Are human genes patentable? On June 13, 2013, the U.S. Supreme Court held in Association for Molecular Pathology, et al. v. Myriad Genetics Inc. that isolated segments of naturally occurring DNA are not patent eligible, while synthetically created DNA, such as complementary DNA (cDNA), is patent eligible.
Representative claims at issue in the case are shown below.
1. An isolated DNA coding for a BRCA1 polypeptide, said polypeptide having the amino acid sequence set forth in SEQ ID NO:2.
2. The isolated DNA of claim 1, wherein said DNA has the nucleotide sequence set forth in SEQ ID NO:1.
5. An isolated DNA having at least 15 nucleotides of the DNA of claim 1.
6. An isolated DNA having at least 15 nucleotides of the DNA of claim 2.
Claims 1 and 2 were considered to cover the DNA code that tells a cell to produce a specific (BRCA1) string of amino acids. Because the DNA sequence covered by claims 1 and 2 contained no exons, the Supreme Court determined that they represented cDNA sequences that were created in the laboratory from mRNA and were not naturally occurring. These claims were considered patent eligible.
On the other hand, claims 5 and 6 were held patent ineligible.
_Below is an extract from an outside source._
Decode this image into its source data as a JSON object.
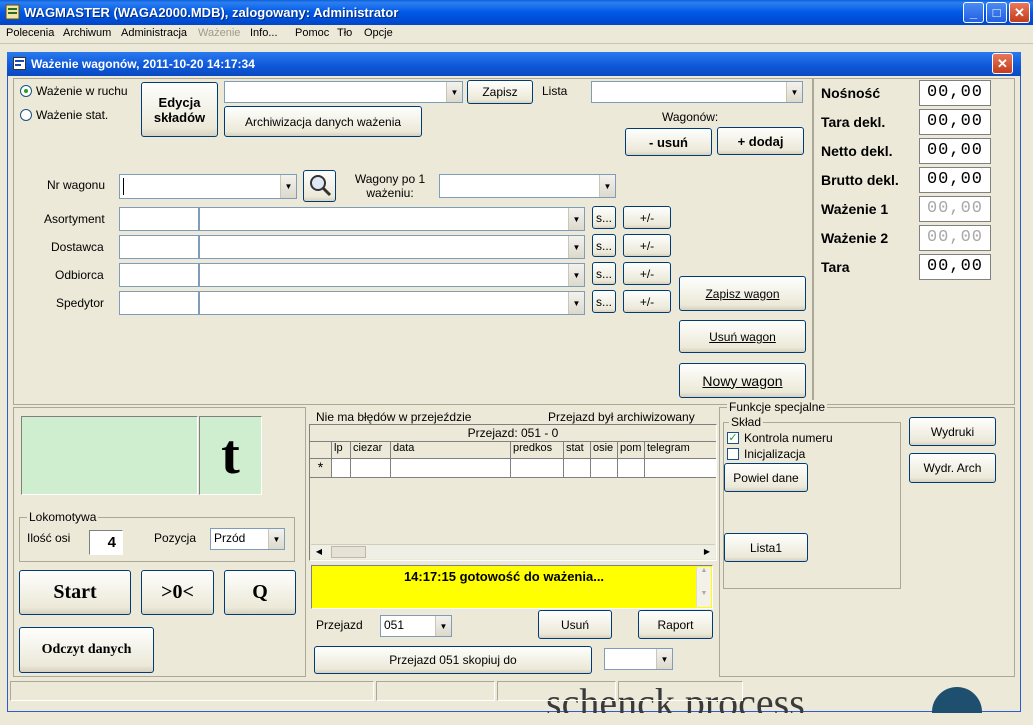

The Supreme Court based this decision on the fact that Myriad did not create or alter any genetic information in claims 5 and 6. The court stated that separating a gene from its surrounding genetic material is not considered an act of invention. Claims 5 and 6 focus on nature-given genetic information rather than a unique chemical composition or chemical changes undercut the significance of any chemical distinctions caused by isolating DNA. The high court justices also supported its decision with Myriad’s patent specification, which highlighted Myriad’s discovery as a discovery and therefore as a law of nature.
What This Means to You
In the wake of this decision, patent portfolios should be reviewed to determine whether patents having claims to isolated DNA sequences exist. If such patents are identified, issues raised by this decision can potentially be addressed through the use of re-examination and/or reissue proceedings. Claims pending in patent applications also should be reviewed from the perspective of patent eligibility.